South Korea brushed off a television report Tuesday that North Korea is preparing for a third nuclear test, amid heightened cross-border tensions over the sinking of a South Korean warship last month.
South Korean YTN TV, quoting an unidentified diplomatic source in Beijing, said North Korea had begun the preparations in February for a test possibly in May or June.
But South Korean Foreign minister Yu Myung-Hwan told journalists: “There are no signs of the North preparing for a third nuclear test.”
Analysts in Seoul also dismissed the report as implausible.
YTN TV had said the preparations involved significantly upgraded technology compared with its previous two tests. It said Pyongyang had been receiving technological assistance from Russians and that a senior North Korean official recently visited Beijing to discuss a possible test.
North Korea carried out its first nuclear test in 2006 and a second in May last year, after it walked out of six-party nuclear disarmament talks.
Analysts in Seoul said however that the isolated communist state had little reason to carry out another nuclear test at a time when its ally China is struggling to revive the stalled disarmament talks.

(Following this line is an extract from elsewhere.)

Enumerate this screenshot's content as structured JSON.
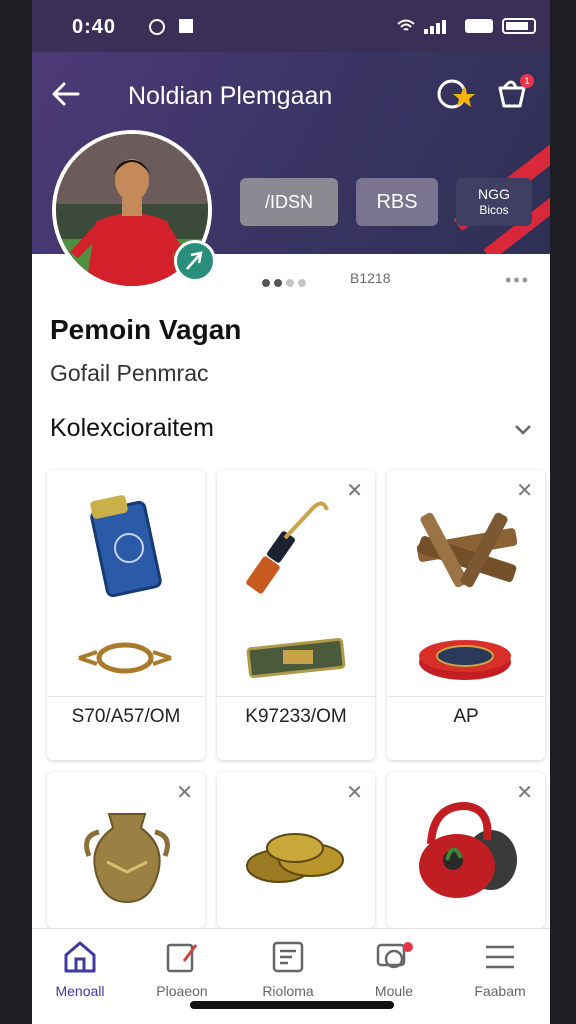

Baek Seung-Joo of the prestigious Korea Institute for Defence Analyses told AFP the TV report was “like a novel,” saying Russia and China were dedicated to global efforts to prevent nuclear proliferation.
South Korea warned on Tuesday however that a resumption of the six-party talks may not be possible if Pyongyang is found to have been involved in the sinking of one of its warships last month.
China is the host of the talks aimed at persuading North Korea to abandon its nuclear weapons programmes in return for diplomatic and economic gains. The forum also includes the two Koreas, Japan, Russia and the United States
Yang Moo-Jin, professor of the University of North Korean Studies, also dismissed the YTN report as “totally implausible.”
“There is no reason for the North to carry out a third nuclear test at this time when the host China is making utmost efforts to resume the six-party talks,” Yang said.
North Korea has said it will not return to the nuclear talks programme until UN sanctions are lifted and the United States commits to holding talks on a formal peace treaty to end the 1950-53 Korean War.